#### [Task goal]
Each line below must be written out exactly as shown.

▼

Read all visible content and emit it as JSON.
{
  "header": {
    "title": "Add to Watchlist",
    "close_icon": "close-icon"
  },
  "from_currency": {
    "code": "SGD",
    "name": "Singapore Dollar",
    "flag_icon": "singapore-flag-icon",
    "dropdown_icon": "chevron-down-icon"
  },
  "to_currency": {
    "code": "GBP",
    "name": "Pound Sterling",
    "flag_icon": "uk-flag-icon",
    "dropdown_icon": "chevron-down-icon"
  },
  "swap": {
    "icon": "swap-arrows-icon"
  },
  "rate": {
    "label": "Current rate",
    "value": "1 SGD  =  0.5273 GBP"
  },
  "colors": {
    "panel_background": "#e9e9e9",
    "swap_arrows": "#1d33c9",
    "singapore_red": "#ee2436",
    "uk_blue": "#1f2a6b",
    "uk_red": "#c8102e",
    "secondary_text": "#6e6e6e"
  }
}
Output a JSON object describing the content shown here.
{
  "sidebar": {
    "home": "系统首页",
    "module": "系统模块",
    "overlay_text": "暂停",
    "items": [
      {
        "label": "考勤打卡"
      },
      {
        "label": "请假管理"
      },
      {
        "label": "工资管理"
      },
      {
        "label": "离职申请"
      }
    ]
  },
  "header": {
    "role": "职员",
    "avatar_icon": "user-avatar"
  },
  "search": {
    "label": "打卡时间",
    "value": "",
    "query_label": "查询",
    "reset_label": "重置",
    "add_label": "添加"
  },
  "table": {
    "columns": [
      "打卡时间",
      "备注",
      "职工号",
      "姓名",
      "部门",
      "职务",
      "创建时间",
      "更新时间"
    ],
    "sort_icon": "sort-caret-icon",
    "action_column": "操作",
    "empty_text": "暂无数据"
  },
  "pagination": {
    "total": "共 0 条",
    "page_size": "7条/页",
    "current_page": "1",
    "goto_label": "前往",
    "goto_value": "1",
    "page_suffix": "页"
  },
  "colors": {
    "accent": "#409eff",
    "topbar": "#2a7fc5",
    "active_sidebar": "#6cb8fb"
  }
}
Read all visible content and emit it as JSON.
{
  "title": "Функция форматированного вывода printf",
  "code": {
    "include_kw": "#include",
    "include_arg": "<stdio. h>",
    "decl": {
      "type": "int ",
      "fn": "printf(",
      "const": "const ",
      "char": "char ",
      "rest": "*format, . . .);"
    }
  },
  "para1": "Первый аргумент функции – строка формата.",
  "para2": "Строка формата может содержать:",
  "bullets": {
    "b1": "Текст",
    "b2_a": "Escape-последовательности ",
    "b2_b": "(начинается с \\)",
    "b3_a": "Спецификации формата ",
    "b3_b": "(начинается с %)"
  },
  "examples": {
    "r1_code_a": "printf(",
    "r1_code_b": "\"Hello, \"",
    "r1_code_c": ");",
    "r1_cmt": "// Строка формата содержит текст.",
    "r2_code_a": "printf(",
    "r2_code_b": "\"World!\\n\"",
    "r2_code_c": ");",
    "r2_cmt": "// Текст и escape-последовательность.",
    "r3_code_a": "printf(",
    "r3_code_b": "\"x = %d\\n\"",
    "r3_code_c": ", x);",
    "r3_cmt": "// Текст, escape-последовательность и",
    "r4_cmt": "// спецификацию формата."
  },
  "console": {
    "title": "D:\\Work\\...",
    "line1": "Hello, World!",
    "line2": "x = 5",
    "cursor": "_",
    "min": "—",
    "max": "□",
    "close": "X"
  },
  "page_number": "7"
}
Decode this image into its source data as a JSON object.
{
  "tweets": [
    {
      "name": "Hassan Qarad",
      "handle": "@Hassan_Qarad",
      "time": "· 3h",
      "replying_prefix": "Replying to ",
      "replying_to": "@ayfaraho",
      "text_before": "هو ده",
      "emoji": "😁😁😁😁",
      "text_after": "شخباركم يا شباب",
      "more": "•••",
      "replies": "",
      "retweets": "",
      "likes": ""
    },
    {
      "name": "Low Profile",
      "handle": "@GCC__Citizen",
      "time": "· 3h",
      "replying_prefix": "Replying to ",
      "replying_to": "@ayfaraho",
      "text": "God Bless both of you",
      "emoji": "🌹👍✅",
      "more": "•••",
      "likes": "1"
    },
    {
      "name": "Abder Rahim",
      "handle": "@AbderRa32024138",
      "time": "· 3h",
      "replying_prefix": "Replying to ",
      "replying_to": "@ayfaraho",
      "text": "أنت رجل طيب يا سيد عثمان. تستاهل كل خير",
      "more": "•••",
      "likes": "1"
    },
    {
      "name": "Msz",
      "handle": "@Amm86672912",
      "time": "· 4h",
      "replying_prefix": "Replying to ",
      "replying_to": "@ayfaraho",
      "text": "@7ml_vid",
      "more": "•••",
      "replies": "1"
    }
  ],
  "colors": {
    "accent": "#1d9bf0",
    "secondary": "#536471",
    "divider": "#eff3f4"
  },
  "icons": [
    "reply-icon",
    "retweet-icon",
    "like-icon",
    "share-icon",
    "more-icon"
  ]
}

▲

#### [Answer space]
Read all visible content and emit it as JSON.
{
  "header": {
    "title": "Add to Watchlist",
    "close_icon": "close-icon"
  },
  "from_currency": {
    "code": "SGD",
    "name": "Singapore Dollar",
    "flag_icon": "singapore-flag-icon",
    "dropdown_icon": "chevron-down-icon"
  },
  "to_currency": {
    "code": "GBP",
    "name": "Pound Sterling",
    "flag_icon": "uk-flag-icon",
    "dropdown_icon": "chevron-down-icon"
  },
  "swap": {
    "icon": "swap-arrows-icon"
  },
  "rate": {
    "label": "Current rate",
    "value": "1 SGD  =  0.5273 GBP"
  },
  "colors": {
    "panel_background": "#e9e9e9",
    "swap_arrows": "#1d33c9",
    "singapore_red": "#ee2436",
    "uk_blue": "#1f2a6b",
    "uk_red": "#c8102e",
    "secondary_text": "#6e6e6e"
  }
}
Output a JSON object describing the content shown here.
{
  "sidebar": {
    "home": "系统首页",
    "module": "系统模块",
    "overlay_text": "暂停",
    "items": [
      {
        "label": "考勤打卡"
      },
      {
        "label": "请假管理"
      },
      {
        "label": "工资管理"
      },
      {
        "label": "离职申请"
      }
    ]
  },
  "header": {
    "role": "职员",
    "avatar_icon": "user-avatar"
  },
  "search": {
    "label": "打卡时间",
    "value": "",
    "query_label": "查询",
    "reset_label": "重置",
    "add_label": "添加"
  },
  "table": {
    "columns": [
      "打卡时间",
      "备注",
      "职工号",
      "姓名",
      "部门",
      "职务",
      "创建时间",
      "更新时间"
    ],
    "sort_icon": "sort-caret-icon",
    "action_column": "操作",
    "empty_text": "暂无数据"
  },
  "pagination": {
    "total": "共 0 条",
    "page_size": "7条/页",
    "current_page": "1",
    "goto_label": "前往",
    "goto_value": "1",
    "page_suffix": "页"
  },
  "colors": {
    "accent": "#409eff",
    "topbar": "#2a7fc5",
    "active_sidebar": "#6cb8fb"
  }
}
Read all visible content and emit it as JSON.
{
  "title": "Функция форматированного вывода printf",
  "code": {
    "include_kw": "#include",
    "include_arg": "<stdio. h>",
    "decl": {
      "type": "int ",
      "fn": "printf(",
      "const": "const ",
      "char": "char ",
      "rest": "*format, . . .);"
    }
  },
  "para1": "Первый аргумент функции – строка формата.",
  "para2": "Строка формата может содержать:",
  "bullets": {
    "b1": "Текст",
    "b2_a": "Escape-последовательности ",
    "b2_b": "(начинается с \\)",
    "b3_a": "Спецификации формата ",
    "b3_b": "(начинается с %)"
  },
  "examples": {
    "r1_code_a": "printf(",
    "r1_code_b": "\"Hello, \"",
    "r1_code_c": ");",
    "r1_cmt": "// Строка формата содержит текст.",
    "r2_code_a": "printf(",
    "r2_code_b": "\"World!\\n\"",
    "r2_code_c": ");",
    "r2_cmt": "// Текст и escape-последовательность.",
    "r3_code_a": "printf(",
    "r3_code_b": "\"x = %d\\n\"",
    "r3_code_c": ", x);",
    "r3_cmt": "// Текст, escape-последовательность и",
    "r4_cmt": "// спецификацию формата."
  },
  "console": {
    "title": "D:\\Work\\...",
    "line1": "Hello, World!",
    "line2": "x = 5",
    "cursor": "_",
    "min": "—",
    "max": "□",
    "close": "X"
  },
  "page_number": "7"
}
Decode this image into its source data as a JSON object.
{
  "tweets": [
    {
      "name": "Hassan Qarad",
      "handle": "@Hassan_Qarad",
      "time": "· 3h",
      "replying_prefix": "Replying to ",
      "replying_to": "@ayfaraho",
      "text_before": "هو ده",
      "emoji": "😁😁😁😁",
      "text_after": "شخباركم يا شباب",
      "more": "•••",
      "replies": "",
      "retweets": "",
      "likes": ""
    },
    {
      "name": "Low Profile",
      "handle": "@GCC__Citizen",
      "time": "· 3h",
      "replying_prefix": "Replying to ",
      "replying_to": "@ayfaraho",
      "text": "God Bless both of you",
      "emoji": "🌹👍✅",
      "more": "•••",
      "likes": "1"
    },
    {
      "name": "Abder Rahim",
      "handle": "@AbderRa32024138",
      "time": "· 3h",
      "replying_prefix": "Replying to ",
      "replying_to": "@ayfaraho",
      "text": "أنت رجل طيب يا سيد عثمان. تستاهل كل خير",
      "more": "•••",
      "likes": "1"
    },
    {
      "name": "Msz",
      "handle": "@Amm86672912",
      "time": "· 4h",
      "replying_prefix": "Replying to ",
      "replying_to": "@ayfaraho",
      "text": "@7ml_vid",
      "more": "•••",
      "replies": "1"
    }
  ],
  "colors": {
    "accent": "#1d9bf0",
    "secondary": "#536471",
    "divider": "#eff3f4"
  },
  "icons": [
    "reply-icon",
    "retweet-icon",
    "like-icon",
    "share-icon",
    "more-icon"
  ]
}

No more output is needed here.